Output the line with "Decode this image" and every following line to the end of the material, exactly as they appear.

### RECORDS SUPPLIED
━━━━

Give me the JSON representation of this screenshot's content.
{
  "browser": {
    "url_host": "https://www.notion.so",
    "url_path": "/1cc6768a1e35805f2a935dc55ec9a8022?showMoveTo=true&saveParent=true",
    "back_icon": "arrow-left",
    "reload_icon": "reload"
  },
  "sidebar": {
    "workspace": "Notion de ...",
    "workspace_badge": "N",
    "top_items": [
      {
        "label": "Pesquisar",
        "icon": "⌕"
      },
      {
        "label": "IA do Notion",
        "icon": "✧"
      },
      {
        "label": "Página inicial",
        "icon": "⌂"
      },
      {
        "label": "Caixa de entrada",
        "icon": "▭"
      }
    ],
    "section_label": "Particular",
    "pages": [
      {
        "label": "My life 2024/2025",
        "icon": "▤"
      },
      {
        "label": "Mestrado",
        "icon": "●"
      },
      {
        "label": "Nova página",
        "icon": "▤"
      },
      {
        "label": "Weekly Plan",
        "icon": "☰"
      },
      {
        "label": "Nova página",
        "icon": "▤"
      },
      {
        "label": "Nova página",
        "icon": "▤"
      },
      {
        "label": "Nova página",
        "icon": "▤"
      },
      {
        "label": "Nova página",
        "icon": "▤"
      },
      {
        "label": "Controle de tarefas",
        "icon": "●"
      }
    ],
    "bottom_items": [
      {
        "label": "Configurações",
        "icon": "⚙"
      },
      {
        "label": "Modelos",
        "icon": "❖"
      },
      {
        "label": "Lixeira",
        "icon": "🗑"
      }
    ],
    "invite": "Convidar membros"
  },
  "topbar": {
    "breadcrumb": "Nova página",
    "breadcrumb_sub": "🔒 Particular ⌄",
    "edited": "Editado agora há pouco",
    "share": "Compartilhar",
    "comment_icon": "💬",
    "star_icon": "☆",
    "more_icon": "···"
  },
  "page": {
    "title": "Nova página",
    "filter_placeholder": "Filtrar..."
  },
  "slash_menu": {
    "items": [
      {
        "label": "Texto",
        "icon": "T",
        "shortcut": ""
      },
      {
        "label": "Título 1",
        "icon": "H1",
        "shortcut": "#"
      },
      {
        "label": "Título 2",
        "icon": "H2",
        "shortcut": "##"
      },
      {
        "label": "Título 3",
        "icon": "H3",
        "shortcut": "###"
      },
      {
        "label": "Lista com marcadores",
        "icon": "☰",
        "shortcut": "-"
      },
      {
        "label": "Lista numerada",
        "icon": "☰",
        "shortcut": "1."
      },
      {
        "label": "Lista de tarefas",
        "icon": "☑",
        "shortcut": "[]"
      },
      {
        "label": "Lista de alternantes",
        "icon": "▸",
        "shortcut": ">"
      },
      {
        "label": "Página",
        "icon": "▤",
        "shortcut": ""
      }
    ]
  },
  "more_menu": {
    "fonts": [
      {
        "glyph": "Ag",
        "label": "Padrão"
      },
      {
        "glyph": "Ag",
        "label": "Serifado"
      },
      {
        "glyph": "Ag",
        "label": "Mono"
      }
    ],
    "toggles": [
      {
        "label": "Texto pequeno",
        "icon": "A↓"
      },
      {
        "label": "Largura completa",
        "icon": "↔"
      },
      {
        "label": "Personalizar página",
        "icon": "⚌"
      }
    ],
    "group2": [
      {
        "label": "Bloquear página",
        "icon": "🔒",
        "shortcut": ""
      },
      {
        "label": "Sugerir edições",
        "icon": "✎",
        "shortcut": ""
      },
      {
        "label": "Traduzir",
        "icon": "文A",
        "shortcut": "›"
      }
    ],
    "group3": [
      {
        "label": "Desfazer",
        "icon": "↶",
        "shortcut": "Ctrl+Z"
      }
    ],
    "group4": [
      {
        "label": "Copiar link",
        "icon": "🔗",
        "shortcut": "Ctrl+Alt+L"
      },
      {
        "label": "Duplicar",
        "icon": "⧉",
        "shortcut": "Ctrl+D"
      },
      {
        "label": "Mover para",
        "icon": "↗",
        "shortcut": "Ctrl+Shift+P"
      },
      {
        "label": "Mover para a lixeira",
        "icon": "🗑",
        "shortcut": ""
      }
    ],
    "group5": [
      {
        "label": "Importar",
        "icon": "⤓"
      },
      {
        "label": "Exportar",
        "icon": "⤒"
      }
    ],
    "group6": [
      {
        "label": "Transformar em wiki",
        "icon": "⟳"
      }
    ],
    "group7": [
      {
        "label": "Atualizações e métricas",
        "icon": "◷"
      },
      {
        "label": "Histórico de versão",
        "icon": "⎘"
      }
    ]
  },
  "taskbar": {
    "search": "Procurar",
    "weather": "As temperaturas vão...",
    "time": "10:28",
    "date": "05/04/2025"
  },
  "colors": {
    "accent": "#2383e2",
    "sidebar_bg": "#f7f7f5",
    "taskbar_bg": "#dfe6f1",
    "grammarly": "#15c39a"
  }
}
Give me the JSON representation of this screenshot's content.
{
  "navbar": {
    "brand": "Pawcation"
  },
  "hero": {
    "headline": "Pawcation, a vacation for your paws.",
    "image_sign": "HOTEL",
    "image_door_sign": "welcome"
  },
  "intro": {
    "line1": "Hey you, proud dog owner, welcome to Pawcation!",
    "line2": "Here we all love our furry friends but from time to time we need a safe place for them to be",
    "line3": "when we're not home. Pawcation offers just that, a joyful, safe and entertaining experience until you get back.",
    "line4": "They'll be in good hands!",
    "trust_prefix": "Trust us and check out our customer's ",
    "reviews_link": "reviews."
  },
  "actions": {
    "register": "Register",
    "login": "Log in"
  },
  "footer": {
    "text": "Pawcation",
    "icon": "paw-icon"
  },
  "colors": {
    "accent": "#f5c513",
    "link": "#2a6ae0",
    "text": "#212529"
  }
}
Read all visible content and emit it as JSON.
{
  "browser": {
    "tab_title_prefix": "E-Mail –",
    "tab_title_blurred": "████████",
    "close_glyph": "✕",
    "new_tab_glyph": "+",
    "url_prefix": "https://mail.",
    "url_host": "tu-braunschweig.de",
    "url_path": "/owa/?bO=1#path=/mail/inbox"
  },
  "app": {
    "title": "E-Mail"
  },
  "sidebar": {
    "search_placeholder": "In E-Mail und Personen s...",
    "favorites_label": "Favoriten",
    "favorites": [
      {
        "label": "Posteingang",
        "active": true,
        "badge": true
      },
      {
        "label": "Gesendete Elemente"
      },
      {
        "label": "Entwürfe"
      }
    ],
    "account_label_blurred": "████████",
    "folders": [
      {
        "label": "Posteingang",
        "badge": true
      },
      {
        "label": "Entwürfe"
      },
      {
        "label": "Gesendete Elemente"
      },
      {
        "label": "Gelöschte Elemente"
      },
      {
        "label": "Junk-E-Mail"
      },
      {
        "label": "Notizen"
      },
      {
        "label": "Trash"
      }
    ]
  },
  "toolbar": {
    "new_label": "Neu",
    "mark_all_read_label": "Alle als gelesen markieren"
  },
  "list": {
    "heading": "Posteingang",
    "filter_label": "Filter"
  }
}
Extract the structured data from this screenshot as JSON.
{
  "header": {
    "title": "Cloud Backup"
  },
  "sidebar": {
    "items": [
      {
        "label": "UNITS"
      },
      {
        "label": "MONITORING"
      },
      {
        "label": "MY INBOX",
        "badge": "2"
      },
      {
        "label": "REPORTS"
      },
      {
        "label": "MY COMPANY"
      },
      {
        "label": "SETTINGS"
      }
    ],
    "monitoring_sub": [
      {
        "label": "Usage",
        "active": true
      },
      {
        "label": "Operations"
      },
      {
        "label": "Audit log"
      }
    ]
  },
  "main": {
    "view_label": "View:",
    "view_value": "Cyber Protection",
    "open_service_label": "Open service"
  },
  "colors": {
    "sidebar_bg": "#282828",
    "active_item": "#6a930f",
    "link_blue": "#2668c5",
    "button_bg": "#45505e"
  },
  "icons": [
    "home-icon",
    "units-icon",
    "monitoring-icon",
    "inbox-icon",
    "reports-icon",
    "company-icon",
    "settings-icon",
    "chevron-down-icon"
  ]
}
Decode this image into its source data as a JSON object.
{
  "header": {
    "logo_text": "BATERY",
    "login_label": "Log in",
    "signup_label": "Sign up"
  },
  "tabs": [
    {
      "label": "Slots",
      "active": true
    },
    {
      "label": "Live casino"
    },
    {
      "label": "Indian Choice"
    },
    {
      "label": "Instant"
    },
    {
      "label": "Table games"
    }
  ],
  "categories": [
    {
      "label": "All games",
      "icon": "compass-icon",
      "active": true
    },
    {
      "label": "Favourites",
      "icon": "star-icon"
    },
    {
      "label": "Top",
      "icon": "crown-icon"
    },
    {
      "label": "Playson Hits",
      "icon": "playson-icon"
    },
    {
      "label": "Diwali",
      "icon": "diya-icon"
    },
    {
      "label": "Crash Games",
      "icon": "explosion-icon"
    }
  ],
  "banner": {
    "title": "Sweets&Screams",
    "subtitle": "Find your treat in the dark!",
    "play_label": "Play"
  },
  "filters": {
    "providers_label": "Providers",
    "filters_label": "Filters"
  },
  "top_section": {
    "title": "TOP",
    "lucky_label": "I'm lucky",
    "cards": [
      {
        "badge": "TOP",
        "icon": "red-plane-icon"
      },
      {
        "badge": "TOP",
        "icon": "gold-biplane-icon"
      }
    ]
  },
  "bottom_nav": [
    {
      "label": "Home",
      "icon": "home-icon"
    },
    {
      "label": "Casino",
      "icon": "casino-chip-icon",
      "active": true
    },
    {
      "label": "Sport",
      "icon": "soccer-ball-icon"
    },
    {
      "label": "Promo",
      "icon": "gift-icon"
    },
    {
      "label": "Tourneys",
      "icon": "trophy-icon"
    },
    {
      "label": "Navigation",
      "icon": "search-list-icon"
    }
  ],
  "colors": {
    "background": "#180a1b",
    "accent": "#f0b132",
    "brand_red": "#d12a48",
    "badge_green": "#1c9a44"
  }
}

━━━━

### ANSWER
Decode this image into its source data as a JSON object.
{
  "header": {
    "logo_text": "BATERY",
    "login_label": "Log in",
    "signup_label": "Sign up"
  },
  "tabs": [
    {
      "label": "Slots",
      "active": true
    },
    {
      "label": "Live casino"
    },
    {
      "label": "Indian Choice"
    },
    {
      "label": "Instant"
    },
    {
      "label": "Table games"
    }
  ],
  "categories": [
    {
      "label": "All games",
      "icon": "compass-icon",
      "active": true
    },
    {
      "label": "Favourites",
      "icon": "star-icon"
    },
    {
      "label": "Top",
      "icon": "crown-icon"
    },
    {
      "label": "Playson Hits",
      "icon": "playson-icon"
    },
    {
      "label": "Diwali",
      "icon": "diya-icon"
    },
    {
      "label": "Crash Games",
      "icon": "explosion-icon"
    }
  ],
  "banner": {
    "title": "Sweets&Screams",
    "subtitle": "Find your treat in the dark!",
    "play_label": "Play"
  },
  "filters": {
    "providers_label": "Providers",
    "filters_label": "Filters"
  },
  "top_section": {
    "title": "TOP",
    "lucky_label": "I'm lucky",
    "cards": [
      {
        "badge": "TOP",
        "icon": "red-plane-icon"
      },
      {
        "badge": "TOP",
        "icon": "gold-biplane-icon"
      }
    ]
  },
  "bottom_nav": [
    {
      "label": "Home",
      "icon": "home-icon"
    },
    {
      "label": "Casino",
      "icon": "casino-chip-icon",
      "active": true
    },
    {
      "label": "Sport",
      "icon": "soccer-ball-icon"
    },
    {
      "label": "Promo",
      "icon": "gift-icon"
    },
    {
      "label": "Tourneys",
      "icon": "trophy-icon"
    },
    {
      "label": "Navigation",
      "icon": "search-list-icon"
    }
  ],
  "colors": {
    "background": "#180a1b",
    "accent": "#f0b132",
    "brand_red": "#d12a48",
    "badge_green": "#1c9a44"
  }
}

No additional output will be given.